How to pass a test
While you cannot reliably cheat a test, if you have enough time you can take steps to give yourself the best chance. The tests are quite reliable and are relied on in courts, so you know they work well. Of course the best way to avoid getting a positive test is to not use cannabis in the first place (or at least for a time period before the test). However, you don’t have to have 0 trace of THC to pass a test, rather you have to be under a certain threshold (typically around 60ng/ml).
Try the following to beat the test:
- Avoid exercising 24-36 hours prior to a test, as exercise has the potential to increase THC levels in blood.
- Drink lots of water in the weeks and days leading up to the test. However, do not load up on too much water the day of the test, since this has the potential to have an over diluted sample, in which case you probably would have to take the test again.
- Multi-vitamins are good to take daily.
- Detoxifying drinks that you can buy online or at a local specialty shop. Try out Test Clear and Pass Your Test.
- If you know it will be a saliva test, there are toxin ridding mouthwashes out there. But really if you know it will be only a saliva test, you only need to abstain for a couple days to pass.
- If you know it will be a hair test, there is Clear Choice Shampoo which you use within 8 hours of a test.
If you have a month or more lead time, and are willing to abstain for a while, try these:
- Stop consuming cannabis in all forms.
- Eat foods rich in antioxidants.
- Drink enough water everyday.
- Exercise regularly (up until the last day or 2) to sweat out toxins.
- Eat foods rich in fiber.
- Get plenty of electrolytes and herbal supplements.

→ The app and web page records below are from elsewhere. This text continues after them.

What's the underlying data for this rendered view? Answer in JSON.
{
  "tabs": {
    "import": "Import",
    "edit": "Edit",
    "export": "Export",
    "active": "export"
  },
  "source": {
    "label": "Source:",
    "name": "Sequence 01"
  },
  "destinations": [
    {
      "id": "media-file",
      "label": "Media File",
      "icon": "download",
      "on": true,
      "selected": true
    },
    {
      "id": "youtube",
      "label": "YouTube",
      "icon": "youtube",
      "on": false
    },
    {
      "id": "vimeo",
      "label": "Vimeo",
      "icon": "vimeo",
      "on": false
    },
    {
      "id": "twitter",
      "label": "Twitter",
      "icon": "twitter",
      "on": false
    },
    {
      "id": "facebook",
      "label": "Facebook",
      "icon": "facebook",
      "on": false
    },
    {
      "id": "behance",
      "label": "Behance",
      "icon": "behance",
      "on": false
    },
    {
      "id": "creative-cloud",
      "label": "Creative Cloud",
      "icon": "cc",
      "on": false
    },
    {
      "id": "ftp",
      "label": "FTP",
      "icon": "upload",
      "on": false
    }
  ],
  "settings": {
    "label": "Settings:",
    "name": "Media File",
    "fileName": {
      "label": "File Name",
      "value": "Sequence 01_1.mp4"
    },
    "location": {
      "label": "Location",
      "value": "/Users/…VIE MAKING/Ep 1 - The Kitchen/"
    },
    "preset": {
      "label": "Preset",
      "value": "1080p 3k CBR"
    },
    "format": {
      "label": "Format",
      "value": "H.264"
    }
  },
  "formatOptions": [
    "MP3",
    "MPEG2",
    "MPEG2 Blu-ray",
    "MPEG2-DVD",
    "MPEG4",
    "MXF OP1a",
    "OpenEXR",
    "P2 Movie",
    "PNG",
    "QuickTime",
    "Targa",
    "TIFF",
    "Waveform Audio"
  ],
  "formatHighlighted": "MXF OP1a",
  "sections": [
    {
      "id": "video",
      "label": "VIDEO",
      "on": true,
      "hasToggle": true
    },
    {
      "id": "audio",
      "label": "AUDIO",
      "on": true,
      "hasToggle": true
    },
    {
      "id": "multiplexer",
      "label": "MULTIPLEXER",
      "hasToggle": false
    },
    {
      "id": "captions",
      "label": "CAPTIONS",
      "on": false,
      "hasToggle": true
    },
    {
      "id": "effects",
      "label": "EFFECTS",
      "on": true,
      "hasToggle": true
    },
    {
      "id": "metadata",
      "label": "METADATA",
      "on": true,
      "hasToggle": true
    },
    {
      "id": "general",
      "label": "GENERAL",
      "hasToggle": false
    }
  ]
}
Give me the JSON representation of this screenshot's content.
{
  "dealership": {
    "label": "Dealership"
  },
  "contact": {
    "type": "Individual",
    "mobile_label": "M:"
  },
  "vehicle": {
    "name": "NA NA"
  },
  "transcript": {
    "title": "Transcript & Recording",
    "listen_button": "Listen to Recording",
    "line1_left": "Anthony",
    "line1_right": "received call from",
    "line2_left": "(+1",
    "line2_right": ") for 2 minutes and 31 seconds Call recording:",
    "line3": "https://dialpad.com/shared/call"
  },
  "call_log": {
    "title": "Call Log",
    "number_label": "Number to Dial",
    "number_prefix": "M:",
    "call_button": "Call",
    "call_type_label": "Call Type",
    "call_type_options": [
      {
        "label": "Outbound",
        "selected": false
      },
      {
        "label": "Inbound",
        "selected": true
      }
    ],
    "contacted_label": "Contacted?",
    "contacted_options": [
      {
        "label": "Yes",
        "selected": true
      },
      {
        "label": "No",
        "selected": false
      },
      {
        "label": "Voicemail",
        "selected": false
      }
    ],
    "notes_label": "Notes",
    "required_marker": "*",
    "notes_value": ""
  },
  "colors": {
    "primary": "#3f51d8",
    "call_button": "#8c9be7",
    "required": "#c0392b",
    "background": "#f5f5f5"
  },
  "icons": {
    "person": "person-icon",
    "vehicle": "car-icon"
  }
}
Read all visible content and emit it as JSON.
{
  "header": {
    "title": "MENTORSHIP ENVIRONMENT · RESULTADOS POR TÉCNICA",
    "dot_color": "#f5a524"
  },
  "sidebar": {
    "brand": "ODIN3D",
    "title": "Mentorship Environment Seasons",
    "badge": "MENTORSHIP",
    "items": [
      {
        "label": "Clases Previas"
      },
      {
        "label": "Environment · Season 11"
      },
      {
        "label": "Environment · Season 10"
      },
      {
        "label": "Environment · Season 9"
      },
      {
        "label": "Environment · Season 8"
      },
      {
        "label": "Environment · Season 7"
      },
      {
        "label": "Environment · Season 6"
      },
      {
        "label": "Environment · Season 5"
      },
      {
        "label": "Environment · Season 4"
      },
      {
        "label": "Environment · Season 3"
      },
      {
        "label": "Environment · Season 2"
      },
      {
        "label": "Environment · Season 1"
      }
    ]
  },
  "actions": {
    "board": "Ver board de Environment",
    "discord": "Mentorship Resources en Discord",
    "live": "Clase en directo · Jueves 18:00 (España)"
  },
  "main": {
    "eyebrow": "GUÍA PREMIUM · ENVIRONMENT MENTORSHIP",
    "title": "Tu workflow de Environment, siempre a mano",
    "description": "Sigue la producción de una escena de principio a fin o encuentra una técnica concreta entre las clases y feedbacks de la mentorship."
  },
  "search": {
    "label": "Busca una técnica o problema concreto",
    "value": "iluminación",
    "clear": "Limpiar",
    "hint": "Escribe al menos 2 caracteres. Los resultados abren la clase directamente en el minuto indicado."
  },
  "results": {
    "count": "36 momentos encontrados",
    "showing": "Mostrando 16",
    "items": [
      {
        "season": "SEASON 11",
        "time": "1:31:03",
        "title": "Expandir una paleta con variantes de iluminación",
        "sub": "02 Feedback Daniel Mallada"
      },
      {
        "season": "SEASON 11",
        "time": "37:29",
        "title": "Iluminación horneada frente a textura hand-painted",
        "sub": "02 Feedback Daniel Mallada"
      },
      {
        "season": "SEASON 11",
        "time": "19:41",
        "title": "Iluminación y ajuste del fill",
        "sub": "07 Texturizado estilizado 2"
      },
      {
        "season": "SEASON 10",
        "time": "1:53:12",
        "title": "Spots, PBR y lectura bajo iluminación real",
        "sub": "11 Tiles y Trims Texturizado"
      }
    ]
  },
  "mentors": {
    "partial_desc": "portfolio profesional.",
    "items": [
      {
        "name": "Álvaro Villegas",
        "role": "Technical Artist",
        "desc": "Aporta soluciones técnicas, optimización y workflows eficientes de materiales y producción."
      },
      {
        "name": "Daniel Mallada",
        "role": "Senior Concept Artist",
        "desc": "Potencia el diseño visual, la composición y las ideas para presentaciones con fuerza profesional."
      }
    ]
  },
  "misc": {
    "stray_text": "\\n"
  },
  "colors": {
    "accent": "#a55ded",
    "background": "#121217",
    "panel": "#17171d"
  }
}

- Reduce junk food consumption.
Why does Cannabis Stay in your System?
Cannabis is packed with chemicals called cannabinoids. These are what have effects in your body. The one that gets you high is called THC, you’ve probably heard of it. Others include CBD and THCV. As far as this author can tell, nobody cares about CBD. The real “enemy” is THC.
When you take cannabis, you will probably get between 8% and 14% THC into your bloodstream. Here, it floats around and interacts with your cannabinoid receptors. In the brain, this gets you high. In the body, it can be an anti-inflammatory or have any number of (poorly understood) effects.
Your body can only break down so much THC in a given time. Even when you’re not feeling the effects, there is still a measurable amount of it in your bloodstream, floating around and eventually getting degraded by the body’s enzymes. One of the metabolites (the product of your body’s metabolism) of THC is THC-COOH, or “carboxy THC”. This has an amazing name: 11-nor-9-carboxy-Δ9-tetrahydrocannabinol.
This chemical is what urine tests look for. Strangely, concentrations of this chemical can peak up to 3 days after you took cannabis, so you know that you will have to wait at least that long before cannabis is undetectable.
Things will likely change
Marijuana is quickly becoming “more legal” and more people are enjoying cannabis than ever before. Unfortunately, the devil’s weed is still surprisingly illegal in most of the world, and getting caught could really screw things up. Even where weed is legal in the USA, employers regularly drug test their employees for traces of marijuana. It’s possible to lose your job or worse if your blood has cannabinoids in it.
Sometimes, it’s pretty reasonable. If you are operating heavy machinery or in a position of responsibility, your employer has a duty of care to ensure you are not under the influence of drugs, legal or not. Other times, it can seem like a total irrelevance – why does anyone care whether a store clerk smokes a joint on a Friday night instead of drinking beer?
Whatever your reasons, knowing how long cannabis can stay in your bloodstream is important. It means you can enjoy your favorite herb and ensure that the powers that be do not come crashing down on you. Planning isn’t something that weed smokers are famed for, but with the right information, you can keep yourself safe.